I’ve been seeing a lot of recipes for simple, flourless pancakes lately. We’re not really the most healthy-recipe conscious household, but I was intrigued by this two-ingredient option.

It’s so simple that there’s not really a recipe. You mash up a banana, and you whisk it well into two eggs. Then you pour it into a skillet and resume the normal pancake-making process.

That’s it.

No flours or oils or other ingredients. Simple pancakes. (Though I will say that I started with a small banana and found I needed an additional small banana to get the right “batter” consistency, so watch for that.)

You might say, “Are these going to taste too much like bananas?” That was my concern, too, but I found they were not overly banana at all. Just enough, and just the right moist texture.

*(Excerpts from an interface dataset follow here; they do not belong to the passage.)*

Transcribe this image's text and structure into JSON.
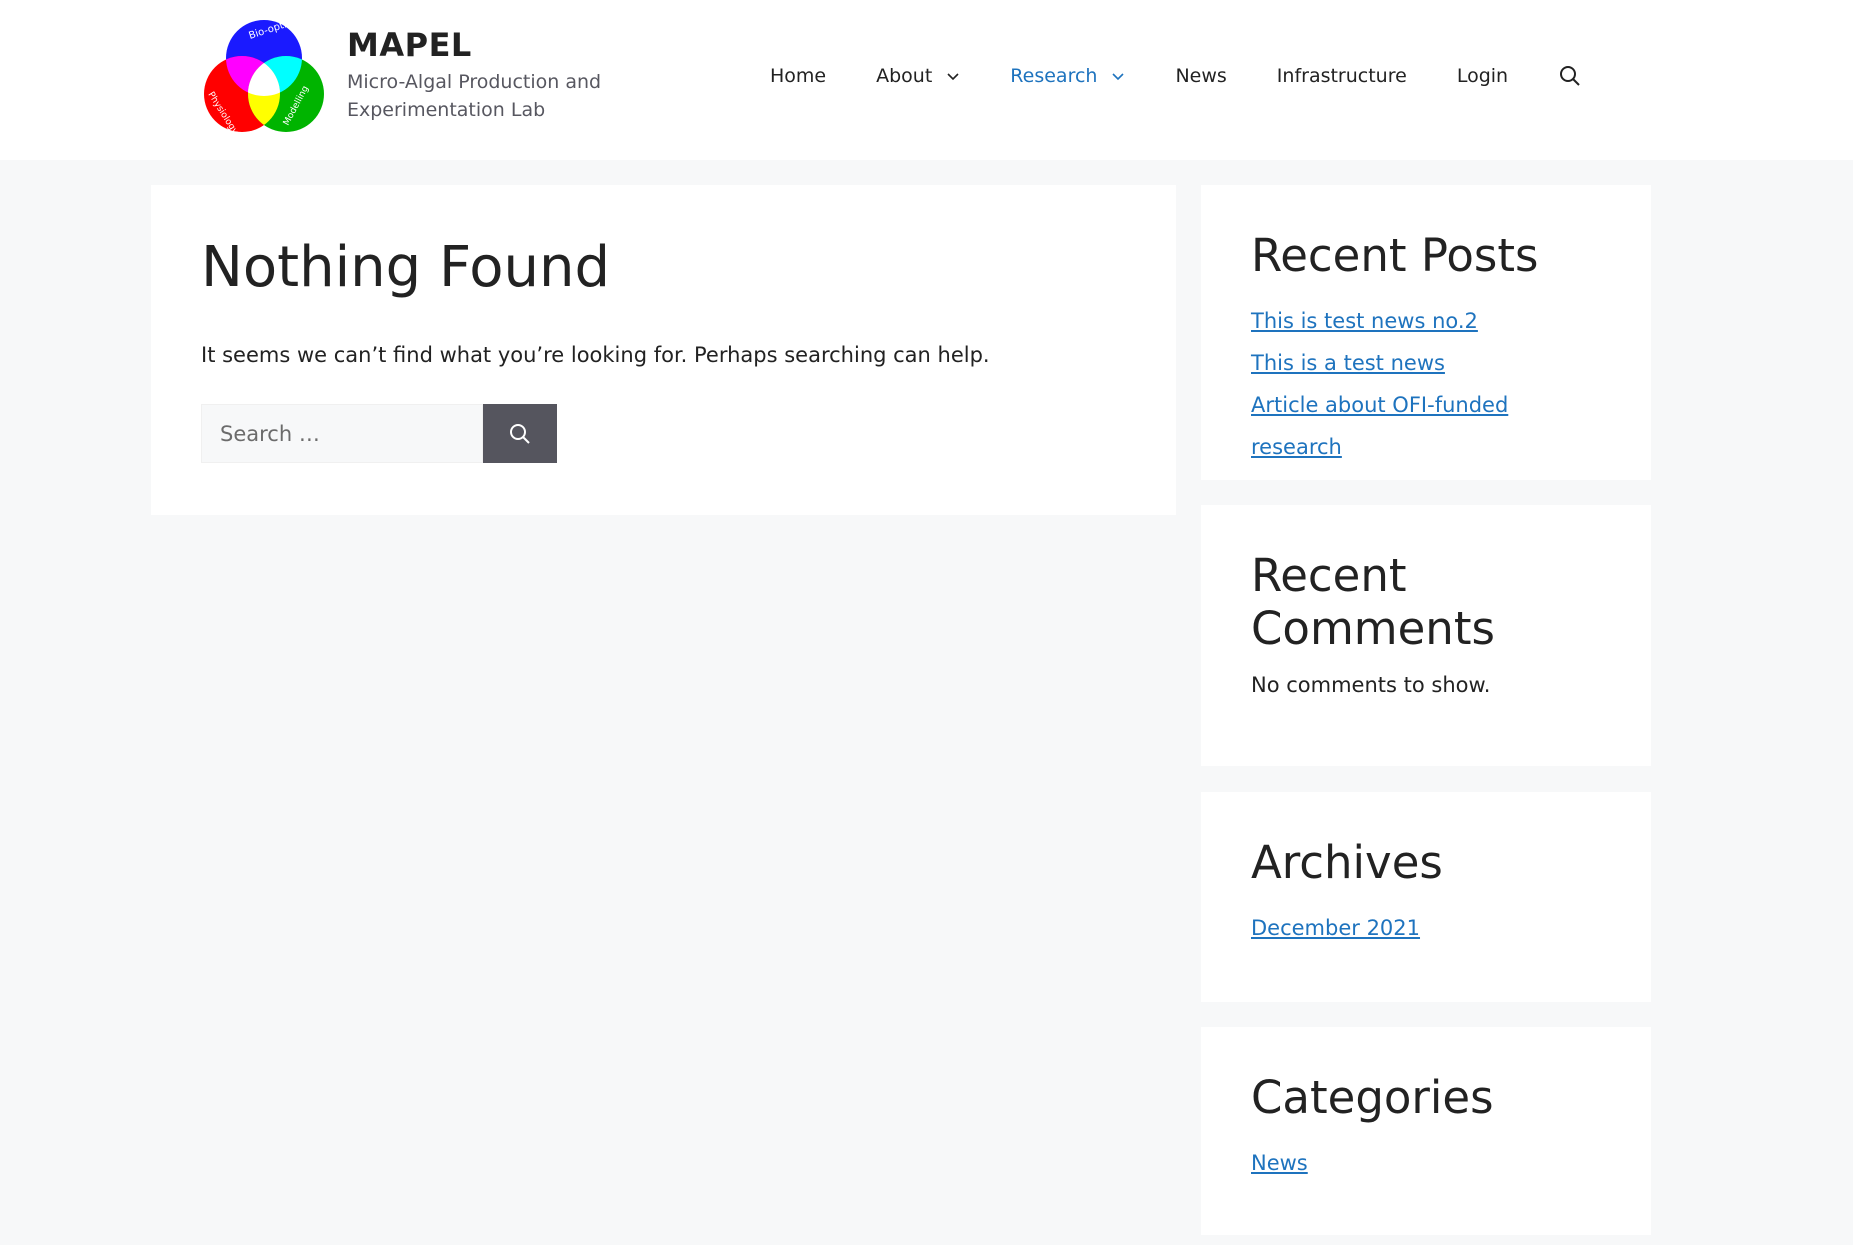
{
  "header": {
    "site_title": "MAPEL",
    "tagline": "Micro-Algal Production and Experimentation Lab",
    "logo": {
      "labels": [
        "Bio-optics",
        "Physiology",
        "Modelling"
      ],
      "colors": {
        "top": "#1a1aff",
        "left": "#ff0000",
        "right": "#00b400",
        "overlap_rb": "#ff00ff",
        "overlap_bg": "#00ffff",
        "overlap_rg": "#ffff00",
        "center": "#ffffff"
      }
    },
    "nav": {
      "home": "Home",
      "about": "About",
      "research": "Research",
      "news": "News",
      "infrastructure": "Infrastructure",
      "login": "Login",
      "search_icon": "search-icon"
    }
  },
  "main": {
    "title": "Nothing Found",
    "message": "It seems we can’t find what you’re looking for. Perhaps searching can help.",
    "search": {
      "placeholder": "Search …",
      "value": ""
    }
  },
  "sidebar": {
    "recent_posts": {
      "title": "Recent Posts",
      "items": [
        "This is test news no.2",
        "This is a test news",
        "Article about OFI-funded research"
      ]
    },
    "recent_comments": {
      "title": "Recent Comments",
      "text": "No comments to show."
    },
    "archives": {
      "title": "Archives",
      "items": [
        "December 2021"
      ]
    },
    "categories": {
      "title": "Categories",
      "items": [
        "News"
      ]
    }
  },
  "colors": {
    "accent": "#1e73be",
    "button": "#55555e",
    "background": "#f7f8f9"
  }
}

I was also worried this would turn out like some kind of horrible banana scrambled egg, omelet or frittata dish. Not in the least. Wowed by the results, I topped a short stack with a few blueberries and a little syrup, and I had a delicious breakfast. For people on the go, I could see topping a pancake with a little peanut butter, rolling it up and taking care of breakfast on a busy morning.

A lot of recipes sell “simple” and “healthy,” and many don’t deliver. This one does. For their simplicity, their nutrition and their delightful flavor and texture, I highly recommend trying banana pancakes.